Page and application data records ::
"""

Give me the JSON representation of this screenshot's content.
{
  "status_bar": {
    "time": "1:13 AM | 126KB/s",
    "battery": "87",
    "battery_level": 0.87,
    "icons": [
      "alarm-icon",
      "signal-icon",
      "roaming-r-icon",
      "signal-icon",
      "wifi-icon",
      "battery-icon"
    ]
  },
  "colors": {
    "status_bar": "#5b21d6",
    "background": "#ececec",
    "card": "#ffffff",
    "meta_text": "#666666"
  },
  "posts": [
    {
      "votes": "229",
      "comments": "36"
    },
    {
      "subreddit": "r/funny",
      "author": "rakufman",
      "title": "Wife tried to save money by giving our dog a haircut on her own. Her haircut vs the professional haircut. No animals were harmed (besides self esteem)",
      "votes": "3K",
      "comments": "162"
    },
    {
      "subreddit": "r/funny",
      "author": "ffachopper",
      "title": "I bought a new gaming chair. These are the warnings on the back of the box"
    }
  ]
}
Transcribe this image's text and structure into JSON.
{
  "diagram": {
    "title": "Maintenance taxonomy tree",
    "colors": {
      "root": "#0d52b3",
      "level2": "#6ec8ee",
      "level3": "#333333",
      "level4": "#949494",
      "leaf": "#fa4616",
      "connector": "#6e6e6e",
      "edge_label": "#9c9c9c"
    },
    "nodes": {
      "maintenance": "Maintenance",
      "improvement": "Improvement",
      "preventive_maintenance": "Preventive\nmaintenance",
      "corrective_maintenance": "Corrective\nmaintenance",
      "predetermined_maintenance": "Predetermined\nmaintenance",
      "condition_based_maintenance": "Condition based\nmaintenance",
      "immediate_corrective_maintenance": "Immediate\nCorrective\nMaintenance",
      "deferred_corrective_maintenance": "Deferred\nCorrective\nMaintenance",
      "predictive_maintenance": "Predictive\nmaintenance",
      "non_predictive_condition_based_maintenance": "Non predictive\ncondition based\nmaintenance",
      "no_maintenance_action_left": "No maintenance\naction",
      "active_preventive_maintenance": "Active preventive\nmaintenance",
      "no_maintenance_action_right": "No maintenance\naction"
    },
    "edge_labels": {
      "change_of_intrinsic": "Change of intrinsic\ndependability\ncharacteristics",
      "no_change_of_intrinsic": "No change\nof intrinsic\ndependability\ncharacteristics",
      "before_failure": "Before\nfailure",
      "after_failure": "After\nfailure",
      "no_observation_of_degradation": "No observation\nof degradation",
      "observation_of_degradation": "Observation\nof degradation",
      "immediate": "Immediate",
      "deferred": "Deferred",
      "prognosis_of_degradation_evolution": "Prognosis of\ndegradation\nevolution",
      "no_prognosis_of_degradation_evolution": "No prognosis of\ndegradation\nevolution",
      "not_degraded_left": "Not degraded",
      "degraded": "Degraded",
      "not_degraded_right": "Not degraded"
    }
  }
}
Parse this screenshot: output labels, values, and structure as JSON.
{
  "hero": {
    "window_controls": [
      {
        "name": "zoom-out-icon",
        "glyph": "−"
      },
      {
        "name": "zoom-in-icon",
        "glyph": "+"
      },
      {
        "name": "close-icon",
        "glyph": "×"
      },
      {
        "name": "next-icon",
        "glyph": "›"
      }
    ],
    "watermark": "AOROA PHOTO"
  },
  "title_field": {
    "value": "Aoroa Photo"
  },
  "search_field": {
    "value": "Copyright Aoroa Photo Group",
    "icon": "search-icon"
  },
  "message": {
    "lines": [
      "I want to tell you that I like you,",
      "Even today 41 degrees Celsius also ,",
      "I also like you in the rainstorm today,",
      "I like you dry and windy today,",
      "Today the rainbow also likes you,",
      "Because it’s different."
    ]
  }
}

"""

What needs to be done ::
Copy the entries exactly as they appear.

Solved exercise ::
Give me the JSON representation of this screenshot's content.
{
  "status_bar": {
    "time": "1:13 AM | 126KB/s",
    "battery": "87",
    "battery_level": 0.87,
    "icons": [
      "alarm-icon",
      "signal-icon",
      "roaming-r-icon",
      "signal-icon",
      "wifi-icon",
      "battery-icon"
    ]
  },
  "colors": {
    "status_bar": "#5b21d6",
    "background": "#ececec",
    "card": "#ffffff",
    "meta_text": "#666666"
  },
  "posts": [
    {
      "votes": "229",
      "comments": "36"
    },
    {
      "subreddit": "r/funny",
      "author": "rakufman",
      "title": "Wife tried to save money by giving our dog a haircut on her own. Her haircut vs the professional haircut. No animals were harmed (besides self esteem)",
      "votes": "3K",
      "comments": "162"
    },
    {
      "subreddit": "r/funny",
      "author": "ffachopper",
      "title": "I bought a new gaming chair. These are the warnings on the back of the box"
    }
  ]
}
Transcribe this image's text and structure into JSON.
{
  "diagram": {
    "title": "Maintenance taxonomy tree",
    "colors": {
      "root": "#0d52b3",
      "level2": "#6ec8ee",
      "level3": "#333333",
      "level4": "#949494",
      "leaf": "#fa4616",
      "connector": "#6e6e6e",
      "edge_label": "#9c9c9c"
    },
    "nodes": {
      "maintenance": "Maintenance",
      "improvement": "Improvement",
      "preventive_maintenance": "Preventive\nmaintenance",
      "corrective_maintenance": "Corrective\nmaintenance",
      "predetermined_maintenance": "Predetermined\nmaintenance",
      "condition_based_maintenance": "Condition based\nmaintenance",
      "immediate_corrective_maintenance": "Immediate\nCorrective\nMaintenance",
      "deferred_corrective_maintenance": "Deferred\nCorrective\nMaintenance",
      "predictive_maintenance": "Predictive\nmaintenance",
      "non_predictive_condition_based_maintenance": "Non predictive\ncondition based\nmaintenance",
      "no_maintenance_action_left": "No maintenance\naction",
      "active_preventive_maintenance": "Active preventive\nmaintenance",
      "no_maintenance_action_right": "No maintenance\naction"
    },
    "edge_labels": {
      "change_of_intrinsic": "Change of intrinsic\ndependability\ncharacteristics",
      "no_change_of_intrinsic": "No change\nof intrinsic\ndependability\ncharacteristics",
      "before_failure": "Before\nfailure",
      "after_failure": "After\nfailure",
      "no_observation_of_degradation": "No observation\nof degradation",
      "observation_of_degradation": "Observation\nof degradation",
      "immediate": "Immediate",
      "deferred": "Deferred",
      "prognosis_of_degradation_evolution": "Prognosis of\ndegradation\nevolution",
      "no_prognosis_of_degradation_evolution": "No prognosis of\ndegradation\nevolution",
      "not_degraded_left": "Not degraded",
      "degraded": "Degraded",
      "not_degraded_right": "Not degraded"
    }
  }
}
Parse this screenshot: output labels, values, and structure as JSON.
{
  "hero": {
    "window_controls": [
      {
        "name": "zoom-out-icon",
        "glyph": "−"
      },
      {
        "name": "zoom-in-icon",
        "glyph": "+"
      },
      {
        "name": "close-icon",
        "glyph": "×"
      },
      {
        "name": "next-icon",
        "glyph": "›"
      }
    ],
    "watermark": "AOROA PHOTO"
  },
  "title_field": {
    "value": "Aoroa Photo"
  },
  "search_field": {
    "value": "Copyright Aoroa Photo Group",
    "icon": "search-icon"
  },
  "message": {
    "lines": [
      "I want to tell you that I like you,",
      "Even today 41 degrees Celsius also ,",
      "I also like you in the rainstorm today,",
      "I like you dry and windy today,",
      "Today the rainbow also likes you,",
      "Because it’s different."
    ]
  }
}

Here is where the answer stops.